Unfurloughing Staff

As lockdown continues to be eased, there are various reasons why you may be looking to take employees off furlough. You have more work than you had initially predicted or you need temporary cover for anyone who has become ill or needs to self-isolate. You may even be looking to implement a phased return in anticipation of resuming business as normal.

Remember the three-week minimum

You need to put your employees on furlough for at least three weeks to claim grants from the Coronavirus Job Retention Scheme (CJRS). If you bring someone back earlier, you forfeit the right to your funding. Obviously, if you need staff to come back to work urgently, then you may decide that this is commercially viable.

Check the written terms of any furlough agreement

You should have signed a furlough agreement when your employees went on furlough as this is a requirement for claiming from HMRC. Check whether there is a specific notice period to be given to an employee to return to work.  You can try to renegotiate an earlier return to work.  It is sensible to be flexible if possible, as some employees may need time to make childcare or other arrangements to facilitate their return to work.

How to choose who to bring off furlough

You obviously want to bring back employees from furlough based on the needs of your business, but you must also consider the welfare of your employees. Those who are shielding in line with government advice should not return to the workplace. Likewise, some employees may be at greater risk than others, such as those with caring responsibilities for highly vulnerable people. You also need to be careful about breaching the laws regarding discrimination, particularly disability discrimination.
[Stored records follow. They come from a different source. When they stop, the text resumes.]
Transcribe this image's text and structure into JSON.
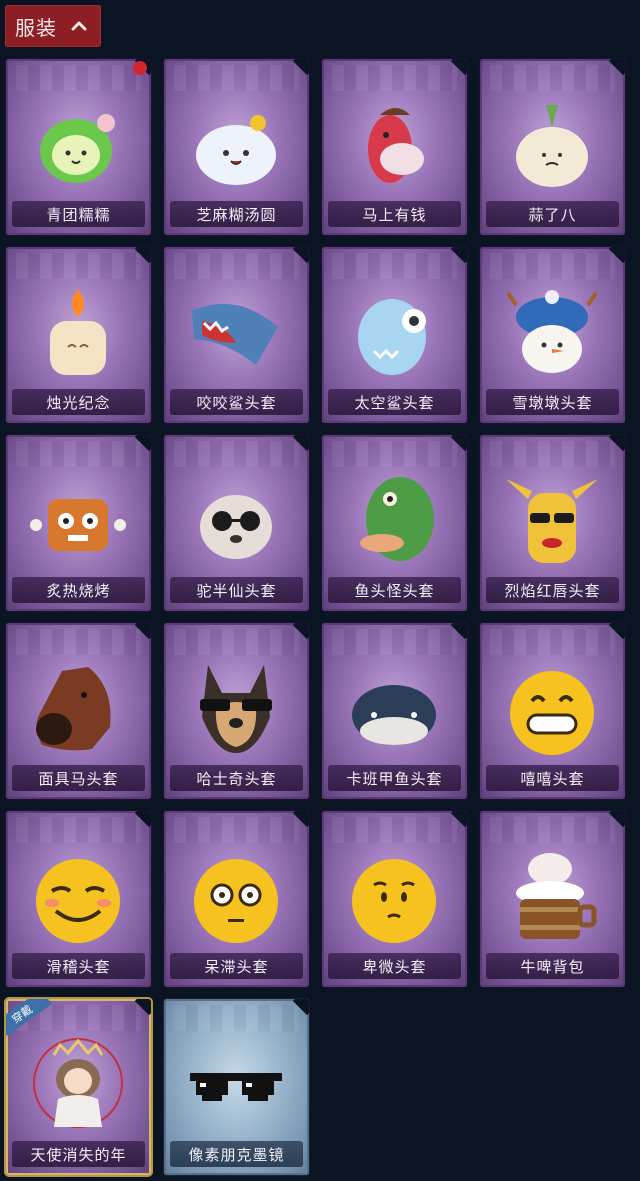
{
  "tab": {
    "label": "服装"
  },
  "items": [
    {
      "name": "青团糯糯",
      "icon": "green-mochi-icon",
      "badge": true
    },
    {
      "name": "芝麻糊汤圆",
      "icon": "white-dumpling-icon"
    },
    {
      "name": "马上有钱",
      "icon": "red-horse-icon"
    },
    {
      "name": "蒜了八",
      "icon": "garlic-icon"
    },
    {
      "name": "烛光纪念",
      "icon": "candle-icon"
    },
    {
      "name": "咬咬鲨头套",
      "icon": "shark-icon"
    },
    {
      "name": "太空鲨头套",
      "icon": "space-shark-icon"
    },
    {
      "name": "雪墩墩头套",
      "icon": "snowman-icon"
    },
    {
      "name": "炙热烧烤",
      "icon": "bbq-meat-icon"
    },
    {
      "name": "驼半仙头套",
      "icon": "raccoon-sunglasses-icon"
    },
    {
      "name": "鱼头怪头套",
      "icon": "fish-head-icon"
    },
    {
      "name": "烈焰红唇头套",
      "icon": "yellow-mask-icon"
    },
    {
      "name": "面具马头套",
      "icon": "horse-mask-icon"
    },
    {
      "name": "哈士奇头套",
      "icon": "husky-icon"
    },
    {
      "name": "卡班甲鱼头套",
      "icon": "whale-icon"
    },
    {
      "name": "嘻嘻头套",
      "icon": "grin-emoji-icon"
    },
    {
      "name": "滑稽头套",
      "icon": "smirk-emoji-icon"
    },
    {
      "name": "呆滞头套",
      "icon": "blank-emoji-icon"
    },
    {
      "name": "卑微头套",
      "icon": "humble-emoji-icon"
    },
    {
      "name": "牛啤背包",
      "icon": "cow-barrel-icon"
    },
    {
      "name": "天使消失的年",
      "icon": "angel-girl-icon",
      "worn_label": "穿戴"
    },
    {
      "name": "像素朋克墨镜",
      "icon": "pixel-sunglasses-icon"
    }
  ],
  "colors": {
    "tab_bg": "#8c1e24",
    "card_purple": "#9a76b9",
    "card_blue": "#9bb8cf",
    "badge": "#d32530",
    "worn_tag": "#3d6fa8"
  }
}
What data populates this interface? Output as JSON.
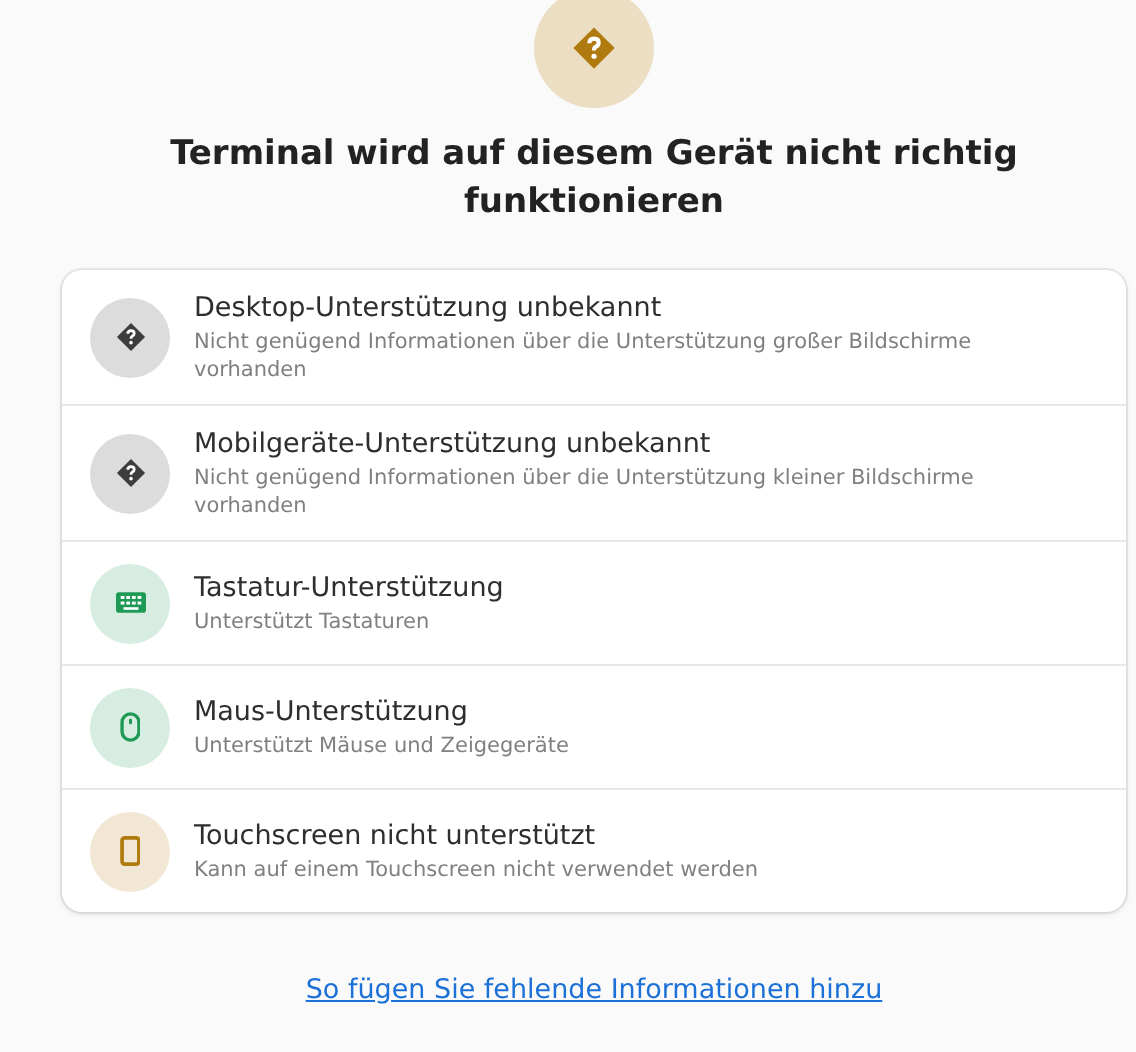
{
  "header": {
    "kind": "question",
    "color": "#b07b0e",
    "title": "Terminal wird auf diesem Gerät nicht richtig funktionieren"
  },
  "items": [
    {
      "kind": "question",
      "color": "#3d3d3d",
      "title": "Desktop-Unterstützung unbekannt",
      "subtitle": "Nicht genügend Informationen über die Unterstützung großer Bildschirme vorhanden"
    },
    {
      "kind": "question",
      "color": "#3d3d3d",
      "title": "Mobilgeräte-Unterstützung unbekannt",
      "subtitle": "Nicht genügend Informationen über die Unterstützung kleiner Bildschirme vorhanden"
    },
    {
      "kind": "keyboard",
      "color": "#1f9956",
      "title": "Tastatur-Unterstützung",
      "subtitle": "Unterstützt Tastaturen"
    },
    {
      "kind": "mouse",
      "color": "#1f9956",
      "title": "Maus-Unterstützung",
      "subtitle": "Unterstützt Mäuse und Zeigegeräte"
    },
    {
      "kind": "phone",
      "color": "#b07b0e",
      "title": "Touchscreen nicht unterstützt",
      "subtitle": "Kann auf einem Touchscreen nicht verwendet werden"
    }
  ],
  "link": "So fügen Sie fehlende Informationen hinzu"
}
Tell staff in writing that their furlough is ending

Once you’ve spoken to your staff and decided to bring someone back from furlough, you should send a return to work letter confirming their start date.  If your employees are coming into the workplace, then you should also conduct a COVID-19 secure risk assessment.  As furlough grants are paid retrospectively, you do not need to inform HMRC that your staff have returned to work.  However, you do need to keep accurate records on the length of your employees’ furlough periods as HMRC will expect to see this info during an audit.  

Can we make furloughed workers redundant?

Yes, provided the dismissal is fair and lawful and you have followed the required redundancy process.

Will furloughed employees be gaining continuous service while on furlough?

Yes. Furloughed workers’ employment contracts remain in place, meaning temporary cessations of work do not apply.

Can you unfurlough staff and later re-furlough?

Yes. You should provide a further written furlough agreement that needs to re-signed and dated. Any further furlough period will need to be for a minimum of 3 weeks to enable you to claim under the CJRS.

It is important to bear in mind that you cannot partially furlough workers under the CJRS, even to carry out part-time work from home, although this may change in the future. Make sure that that employees do not work for your business while they’re on furlough as HMRC has the right to retrospectively audit your business if they suspect you’ve brought staff back to work while still claiming grants.

If you have any questions regarding furlough, redundancy or any other employment related matters then please contact Justin Sadler at [email protected]

Further Reading:

Coronavirus Job Retention Scheme Q&A

Welcome back to the re-booted housing market

COVID-19: Three things you need to know about when someone dies – probate solicitor Jane Whitfield explains

 

Get in touch

Justin deals with all aspects of Dispute Resolution for both businesses and individuals, including including Contentious Probate, Employment Law ( for both businesses and individuals) and Commercial Litigation. This means that he is familiar with the many different courts and tribunal as well as the many different methods for resolving disputes, including alternative dispute resolution such as adjudication and mediation.

If you would like to know more or arrange a fixed fee appointment, please call us on 01189  589711. Or email Justin Sadler at [email protected] or Hilary Buckle at [email protected]

"barrettandco" and "Barrett & Co" are trading names of Barrett & Co Solicitors LLP, a Limited Liability Partnership incorporated in England and Wales under registration number OC356263, with registered office at Salisbury House, 54 Queens Road, Reading, Berkshire RG1 4AZ. Barrett & Co Solicitors LLP is authorised and regulated by the Solicitors Regulation Authority www.sra.org.uk (SRA Number 549694).

Disclaimer | Privacy Notice | Cookie Policy | Sitemap
© 2018 Barrett and Co. All rights reserved.

logo-footer